The native Pilot Peak strain of Lahontan cutthroats was introduced into Pyramid Lake in 2006, joining a separate strain stocked by the tribe since the 1970s. Anglers at Pyramid Lake have been landing hefty Pilot Peak cutthroats in recent years, some in the 25-pound range.
Pilot Peak cutthroats were first noticed spawning naturally up the lower river in spring 2014. They returned in spring 2015, with the U.S. Fish and Wildlife Service counting 85 adult fish swimming upstream from the lake to dig spawning nests as far as three miles upriver. The agency documented about 1,000 newly hatched baby cutthroats swimming in the river but suspect tens of thousands more may have hatched in what was enthusiastically described as a long-awaited “wild reproductive event.”
Two successful spawns were deemed remarkable in part due to a drought that lessened river flows far below normal levels, mounting a challenge for the fish. Flows are still expected to be low this spring, but again experts are expecting a successful spawn of the world’s largest inland cutthroat trout.
“We do expect to see some cutthroats coming up soon,” says Lisa Heki, complex manager of U.S. Fish and Wildlife’s Lahontan National Fish Hatchery, where Pilot Peak cutthroats were raised prior to their Pyramid Lake release.
Heki described the spawn as one of the most exciting events in her career as a fisheries biologist.
“To see them coming back to reproduce naturally in their home waters is really remarkable,” Heki says. “They are back and now naturally reproducing. It’s just a remarkable conservation story.”
A wild trout caught in the stretch of the Truckee renovated by the Nature Conservancy, photo by Doug Ouellette
A River Reborn
Standing beside the river at McCarran Ranch one February afternoon, the Nature Conservancy’s Hazelwood regarded a place transformed.
Just a decade ago, in 2006, the river surged through its newly dug and re-routed channel. It was a stark landscape of freshly turned earth and barren rocks, to a large degree devoid of trees and other vegetation. Reborn, perhaps, but raw.
Time has softened the place. The river flows gracefully through groves of willows and cottonwood trees, bare in winter but about to turn green with the life of spring. The river’s waters gurgle noisily through rocks in a healthy whitewater dance.
And if all these changes are good for fish and wildlife, good for recreation and good for the land, there is undeniably a spiritual element as well.
“It is moving,” Hazelwood says. “Rivers are resilient.
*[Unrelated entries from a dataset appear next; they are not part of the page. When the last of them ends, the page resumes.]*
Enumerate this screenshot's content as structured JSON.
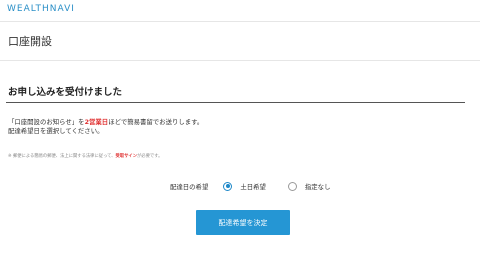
{
  "header": {
    "logo_text": "WEALTHNAVI"
  },
  "page": {
    "title": "口座開設"
  },
  "section": {
    "title": "お申し込みを受付けました"
  },
  "notice": {
    "line1_a": "「口座開設のお知らせ」を",
    "line1_b": "2営業日",
    "line1_c": "ほどで簡易書留でお送りします。",
    "line2": "配達希望日を選択してください。"
  },
  "footnote": {
    "part_a": "※ 郵便による簡易の郵便、法上に関する法律に従って、",
    "part_b": "受取サイン",
    "part_c": "が必要です。"
  },
  "delivery": {
    "label": "配達日の希望",
    "options": [
      {
        "label": "土日希望",
        "checked": true
      },
      {
        "label": "指定なし",
        "checked": false
      }
    ]
  },
  "submit": {
    "label": "配達希望を決定"
  },
  "colors": {
    "accent": "#2596d4",
    "emphasis": "#e03131",
    "logo": "#2a8fc7"
  }
}
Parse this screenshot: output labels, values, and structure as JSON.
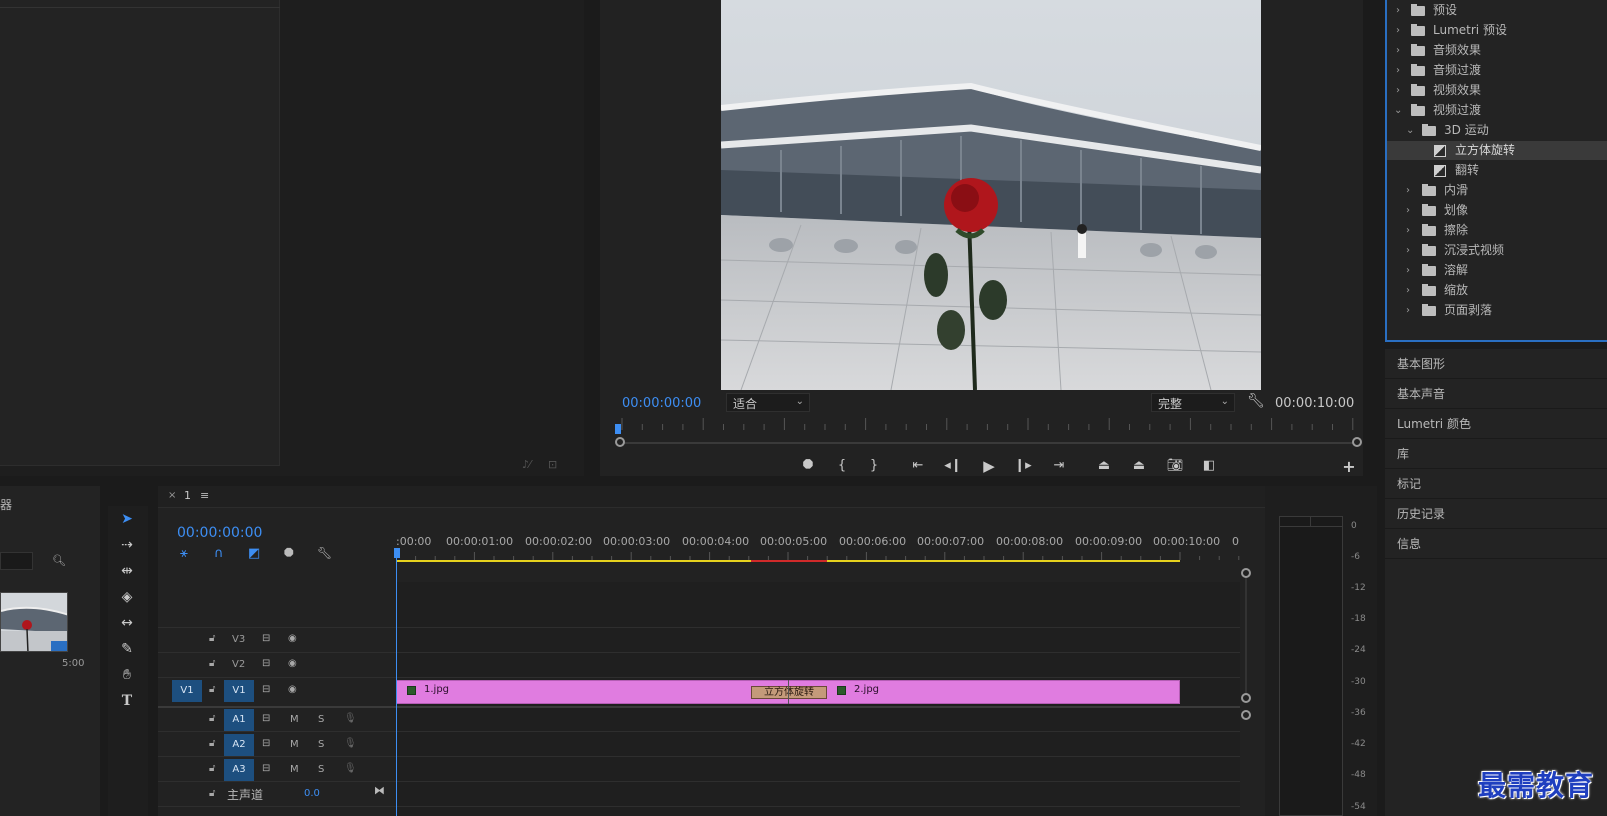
{
  "program_monitor": {
    "timecode_current": "00:00:00:00",
    "fit_dropdown": "适合",
    "quality_dropdown": "完整",
    "timecode_duration": "00:00:10:00"
  },
  "effects_panel": {
    "items": [
      {
        "label": "预设"
      },
      {
        "label": "Lumetri 预设"
      },
      {
        "label": "音频效果"
      },
      {
        "label": "音频过渡"
      },
      {
        "label": "视频效果"
      },
      {
        "label": "视频过渡"
      },
      {
        "label": "3D 运动"
      },
      {
        "label": "立方体旋转"
      },
      {
        "label": "翻转"
      },
      {
        "label": "内滑"
      },
      {
        "label": "划像"
      },
      {
        "label": "擦除"
      },
      {
        "label": "沉浸式视频"
      },
      {
        "label": "溶解"
      },
      {
        "label": "缩放"
      },
      {
        "label": "页面剥落"
      }
    ]
  },
  "side_panels": [
    "基本图形",
    "基本声音",
    "Lumetri 颜色",
    "库",
    "标记",
    "历史记录",
    "信息"
  ],
  "project_bottom": {
    "header_fragment": "器",
    "thumb_duration": "5:00"
  },
  "timeline": {
    "sequence_name": "1",
    "timecode": "00:00:00:00",
    "ruler_labels": [
      ":00:00",
      "00:00:01:00",
      "00:00:02:00",
      "00:00:03:00",
      "00:00:04:00",
      "00:00:05:00",
      "00:00:06:00",
      "00:00:07:00",
      "00:00:08:00",
      "00:00:09:00",
      "00:00:10:00",
      "0"
    ],
    "video_tracks": [
      "V3",
      "V2",
      "V1"
    ],
    "source_patch": "V1",
    "audio_tracks": [
      "A1",
      "A2",
      "A3"
    ],
    "mute_label": "M",
    "solo_label": "S",
    "master_label": "主声道",
    "master_value": "0.0",
    "clip1_name": "1.jpg",
    "clip2_name": "2.jpg",
    "transition_name": "立方体旋转"
  },
  "audio_meter": {
    "scale": [
      "0",
      "-6",
      "-12",
      "-18",
      "-24",
      "-30",
      "-36",
      "-42",
      "-48",
      "-54"
    ]
  },
  "watermark": "最需教育",
  "colors": {
    "accent_blue": "#3d8ef3",
    "clip_pink": "#e07ce0",
    "workarea_yellow": "#e6d21e",
    "render_red": "#d02a2a"
  }
}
You give them a little help and they take off.
“It is becoming what it used to be.”
Truckee Project Map showing locations of the various restoration sites on the lower Truckee River, courtesy the Nature Conservancy
Jeff DeLong is a freelance writer based in Incline Village.